Dyer Family Farm Garlic CSA - 42 varieties of garlic, plus garlic scapes and option for green garlic and honey
Hand Sown Farm - Near Manchester, piloting their "Farm Share Card" which gives members an additional 10 percent in produce for 2012
Honest Eats Farm - new produce CSA based at the Tilian Farm Development Center
Knox Hops - A CSA that includes nine varieties of hops, plus grains and herbs, for home brewers
Madaras Garden Studio - a neighborhood based "micro-CSA" in Scio Township
Meristem Farm - a new produce CSA based at the Tilian Farm Development Center
Stone Soup Staple Foods CSA - An Amish farmer collaborative growing grains (wheat, oats, rye, corn) and storage crops (potatoes, carrots, onions, popcorn). Contact Shana Milkie.
The Family Farm - a small biodynamic farm located in Belleville
Skinny Farm of Scio - NSA (Neighborhood Supported Agriculture) Farm in Scio Township, membership for those within 1.5 miles
Tilian Farm Development Center CSA - Sliding scale to allow investment in the Tilian Farm Development Center
Two Tracks Acres - new pork and chicken CSA
Brines Farm - year round, with focus on a stunning array of winter greens
Capella Farm - spring, summer and fall share options
Carpenter's Greenhouse and Organic Produce - certified organic, offer a punchcard and choose your own produce weekly
Community Farm of Ann Arbor - One of the first CSAs in the country, one of Ann Arbor's most beloved, one of the few biodynamic
Down on the Farm - an Amish collaborative CSA, they have options for meat and other Amish-made foods (like noodles, jam, baked goods). Phone: 517-542-2025 (Amos)
Frog Holler Organic Farm - Starting a new "market share" option this year, also offers weekly and bi-weekly shares, as well as an option for their famous salad mix
Green Things Farm - a year round CSA out of the Tilian Farm Development Center

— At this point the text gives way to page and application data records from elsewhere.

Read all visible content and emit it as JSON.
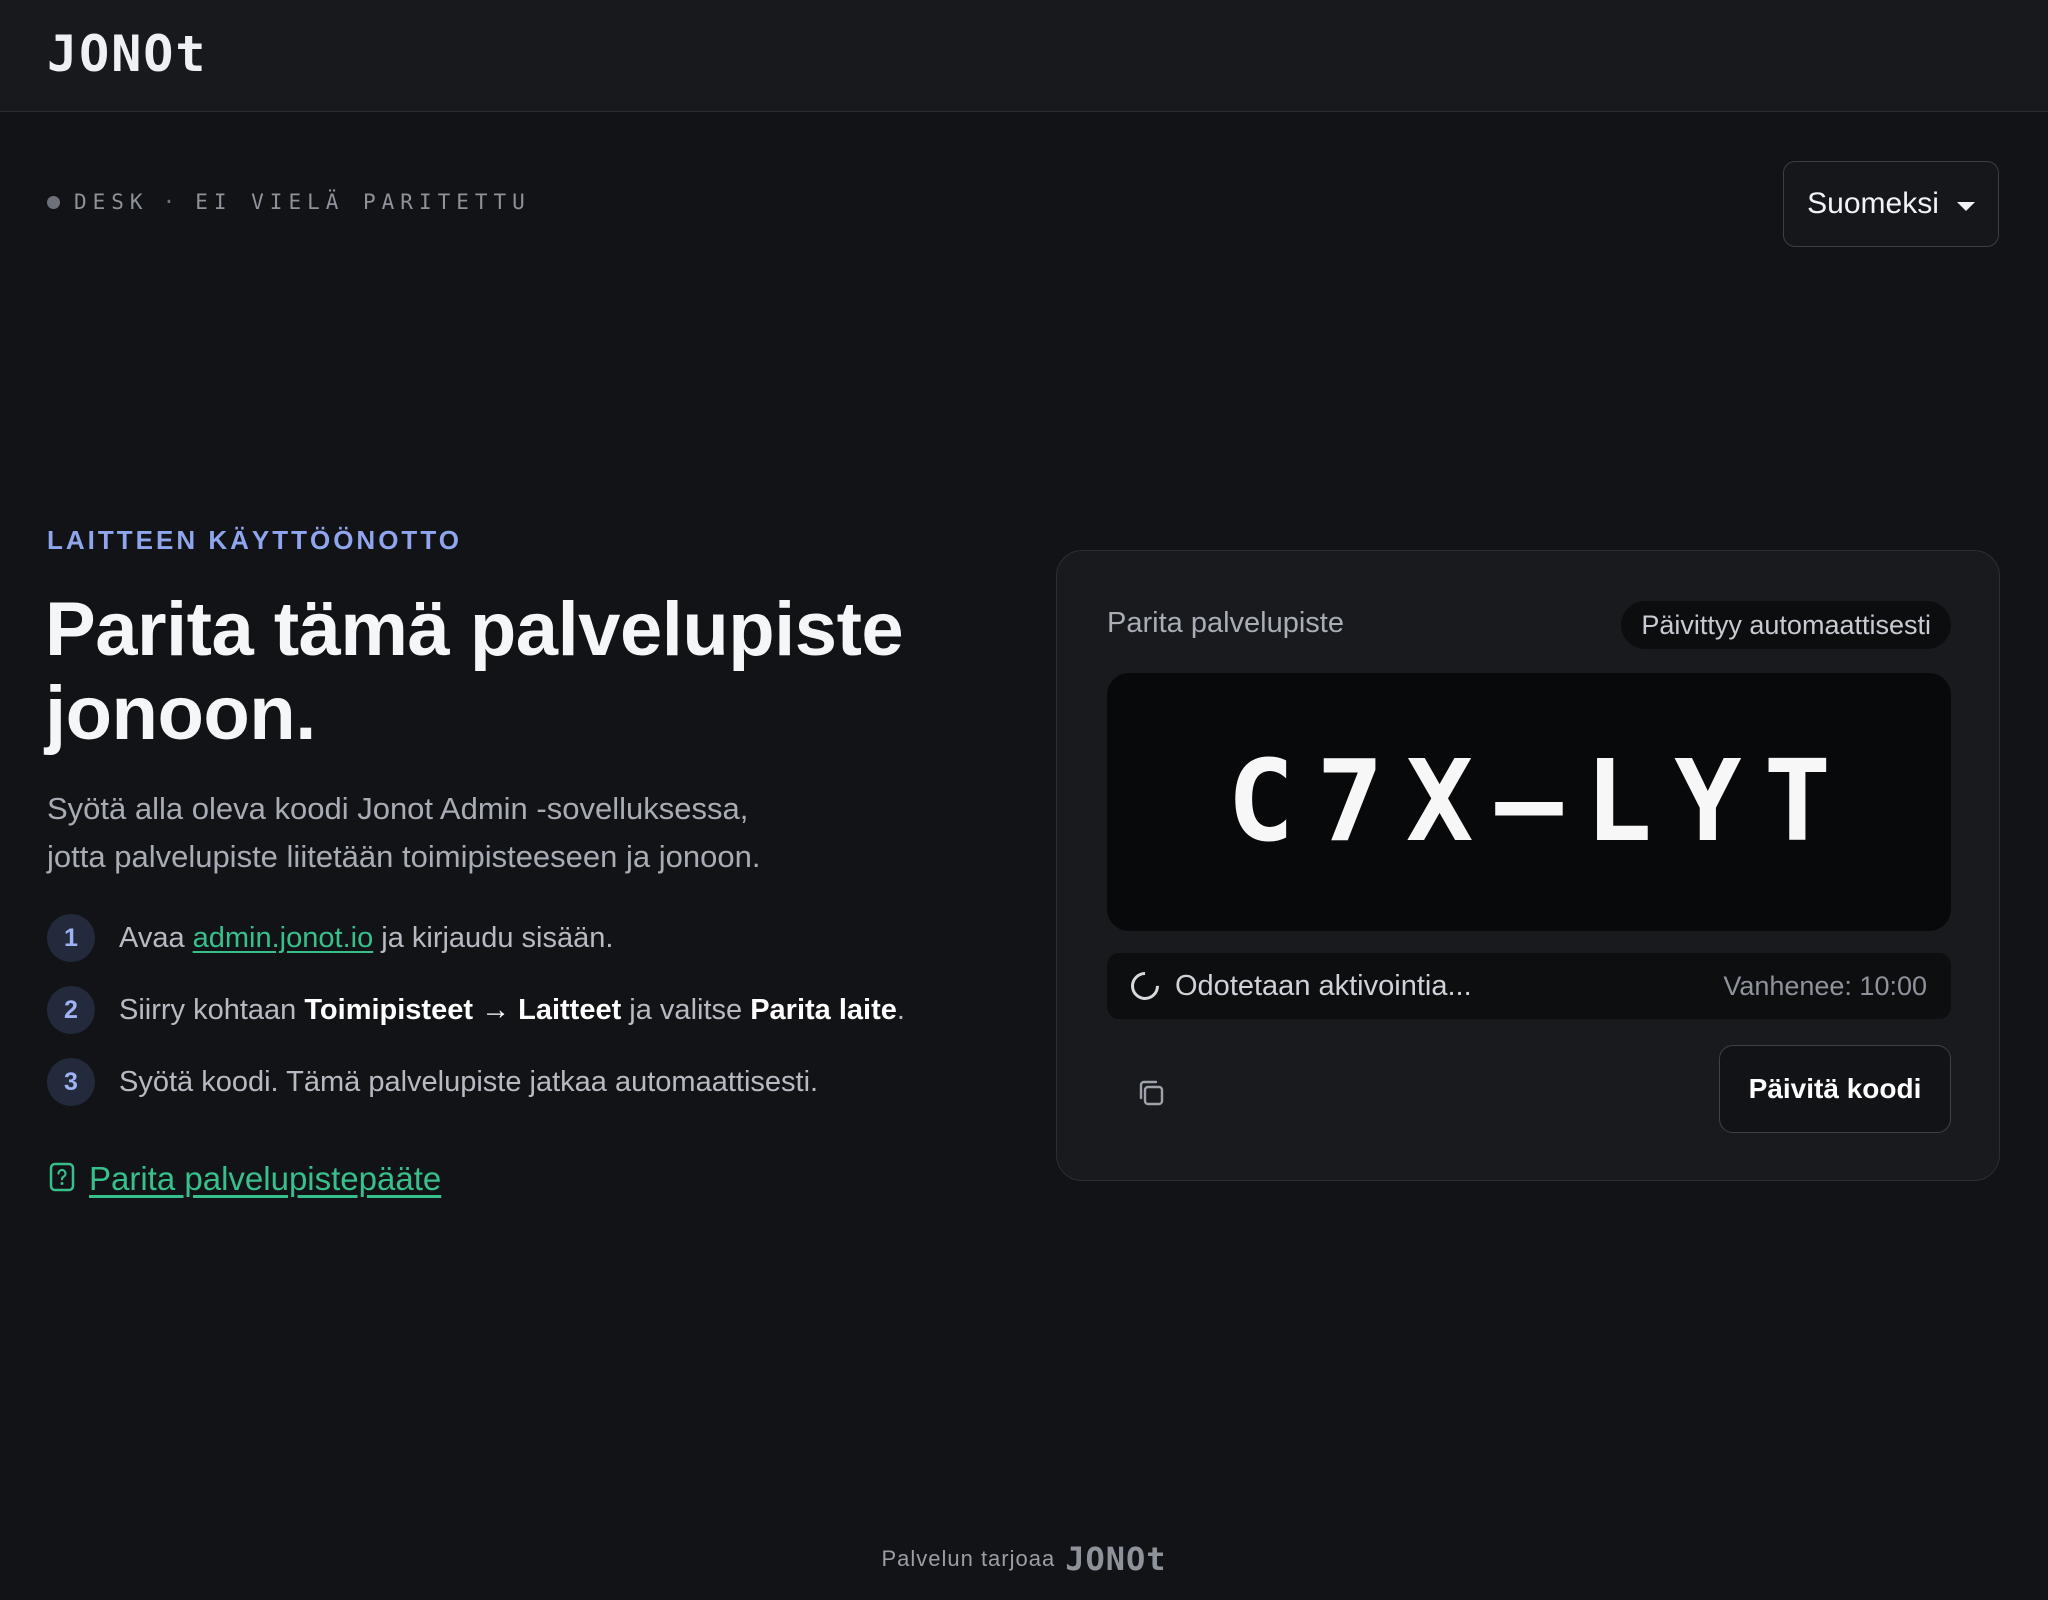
{
  "header": {
    "logo": "JONOt"
  },
  "device_status": {
    "role": "DESK",
    "separator": "·",
    "state": "EI VIELÄ PARITETTU"
  },
  "language": {
    "selected": "Suomeksi"
  },
  "intro": {
    "eyebrow": "LAITTEEN KÄYTTÖÖNOTTO",
    "headline": "Parita tämä palvelupiste jonoon.",
    "lede_line1": "Syötä alla oleva koodi Jonot Admin -sovelluksessa,",
    "lede_line2": "jotta palvelupiste liitetään toimipisteeseen ja jonoon."
  },
  "steps": [
    {
      "num": "1",
      "pre": "Avaa ",
      "link": "admin.jonot.io",
      "post": " ja kirjaudu sisään."
    },
    {
      "num": "2",
      "pre": "Siirry kohtaan ",
      "b1": "Toimipisteet → Laitteet",
      "mid": " ja valitse ",
      "b2": "Parita laite",
      "post": "."
    },
    {
      "num": "3",
      "text": "Syötä koodi. Tämä palvelupiste jatkaa automaattisesti."
    }
  ],
  "pair_terminal_link": "Parita palvelupistepääte",
  "card": {
    "title": "Parita palvelupiste",
    "badge": "Päivittyy automaattisesti",
    "code": "C7X–LYT",
    "status": "Odotetaan aktivointia...",
    "expires": "Vanhenee: 10:00",
    "refresh_label": "Päivitä koodi"
  },
  "footer": {
    "text": "Palvelun tarjoaa",
    "logo": "JONOt"
  },
  "colors": {
    "accent_green": "#37c08c",
    "accent_blue": "#8fa6ee",
    "background": "#111316"
  }
}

Living Stones Farm - offers full and partial shares, pickup in Ann Arbor and Dearborn
Needle-Lane Farm - several options for share size and duration, and an option for a cut flower share
Our Family Farm - from Manchester, pickup in Ann Arbor
Pregitzer Farm Market - pickup at the Westside Market, has offered a "working share" in the past
Prochaska Cooperative Sharing Program - near Milan
Sunseed Farm - one of the first year-round CSAs, offering three 16-week CSA memberships for spring, summer and fall
Tantre Farm - certified organic, from Chelsea, one of the largest and most well-known CSAs in Ann Arbor
Two Creeks Organics - certified organic, offer "chicken CSA" in addition to their produce CSA
Valley Family Farm - in Milan
Zilke Vegetable Farm - planning a year-round season, offers "drive-through" pickup at the farm in Milan, as well as options for pickup in Ann Arbor and at Original Gravity Brewing Co. in Milan
Beyond Produce CSAs
Harvest Kitchen - prepared dishes made of produce and meat from local farms, vegetarian and "omnivore" options
Locavorious - locally grown, hand-processed frozen fruits and vegetables from December through March
Old Pine Farm - humanely raised, heritage breed pastured beef, pork, chicken, lamb, and sometimes buffalo and emu
Kim Bayer is a freelance writer and culinary researcher. Email her at kimbayer at gmail dot com.